By Mark Mancini
In 'A Series of Unfortunate Events,' noted for its dark humor and sarcastic storytelling, narrator Lemony Snicket recounts the calamitous lives of the Baudelaire children, who are orphaned after a mysterious house fire.
Both William Shakespeare and Geoffrey Chaucer are known for using iambic pentameter in their famed works of literature. But what is iambic pentameter and how can you spot it?
J.K. Rowling fans rejoice! The beloved author is releasing a brand-new book online. And it's totally free.
The wildly successful author of numerous children's books, Shel Silverstein was also a poet, musician, illustrator and man of many talents. He even lived in the Playboy mansion for a time.
By Oisin Curran
Orson Welles was just 23 when he read a revised script of the book 'War of the Worlds' and had much of the United States believing that aliens were invading.
For such a simple nursery rhyme, the story behind who wrote it sure is complicated. Even Henry Ford got involved.
By Dave Roos
You've probably seen the cute little houses on posts in people's yards. They're Little Free Library boxes and they're found in all 50 states and in 88 countries.

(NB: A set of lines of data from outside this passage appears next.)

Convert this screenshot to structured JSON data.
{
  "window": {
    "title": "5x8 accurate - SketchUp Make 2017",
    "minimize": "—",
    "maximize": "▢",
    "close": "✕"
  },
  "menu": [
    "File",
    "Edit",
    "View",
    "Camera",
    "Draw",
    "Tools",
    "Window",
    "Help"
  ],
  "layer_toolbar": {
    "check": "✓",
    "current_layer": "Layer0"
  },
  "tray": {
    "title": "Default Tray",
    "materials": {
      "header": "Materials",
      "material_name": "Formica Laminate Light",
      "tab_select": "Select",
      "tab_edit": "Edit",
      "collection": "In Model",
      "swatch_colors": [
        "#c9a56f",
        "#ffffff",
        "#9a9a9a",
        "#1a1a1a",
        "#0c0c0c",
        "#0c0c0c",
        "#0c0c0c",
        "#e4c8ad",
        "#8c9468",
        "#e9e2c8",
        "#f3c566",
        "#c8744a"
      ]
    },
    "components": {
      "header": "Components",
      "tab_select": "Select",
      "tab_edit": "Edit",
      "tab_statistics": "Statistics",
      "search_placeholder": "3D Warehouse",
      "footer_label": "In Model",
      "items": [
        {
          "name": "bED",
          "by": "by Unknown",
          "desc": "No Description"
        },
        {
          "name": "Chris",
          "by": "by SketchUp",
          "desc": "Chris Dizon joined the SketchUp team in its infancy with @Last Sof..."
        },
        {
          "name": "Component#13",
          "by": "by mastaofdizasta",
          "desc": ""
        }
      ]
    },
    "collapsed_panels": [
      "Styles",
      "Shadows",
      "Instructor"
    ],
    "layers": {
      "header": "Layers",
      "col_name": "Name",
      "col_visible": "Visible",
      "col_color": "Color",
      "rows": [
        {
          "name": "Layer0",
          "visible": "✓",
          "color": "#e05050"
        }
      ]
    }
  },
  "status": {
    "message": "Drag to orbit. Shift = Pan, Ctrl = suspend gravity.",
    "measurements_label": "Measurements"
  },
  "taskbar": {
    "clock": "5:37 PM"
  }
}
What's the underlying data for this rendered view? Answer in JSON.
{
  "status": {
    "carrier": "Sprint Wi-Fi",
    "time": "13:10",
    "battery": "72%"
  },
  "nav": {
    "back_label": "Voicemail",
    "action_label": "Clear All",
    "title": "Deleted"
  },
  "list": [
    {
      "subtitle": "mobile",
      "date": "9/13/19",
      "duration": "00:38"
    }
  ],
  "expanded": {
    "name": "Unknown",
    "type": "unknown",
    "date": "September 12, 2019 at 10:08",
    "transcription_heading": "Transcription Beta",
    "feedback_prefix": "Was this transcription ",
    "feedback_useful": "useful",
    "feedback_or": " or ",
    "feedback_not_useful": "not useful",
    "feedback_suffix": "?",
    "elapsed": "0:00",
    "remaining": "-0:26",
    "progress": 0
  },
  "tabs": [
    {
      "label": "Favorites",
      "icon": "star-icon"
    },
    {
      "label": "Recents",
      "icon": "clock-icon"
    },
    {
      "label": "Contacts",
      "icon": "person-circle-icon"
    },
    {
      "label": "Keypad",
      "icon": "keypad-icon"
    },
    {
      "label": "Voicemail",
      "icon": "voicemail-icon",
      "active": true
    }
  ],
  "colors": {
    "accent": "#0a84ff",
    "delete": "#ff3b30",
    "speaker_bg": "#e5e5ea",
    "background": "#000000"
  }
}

This groundbreaking classic of young adult lit is finally headed for the big screen some 40 years after it was first published. Why can so many of us still recite lines from it?
By Alia Hoyt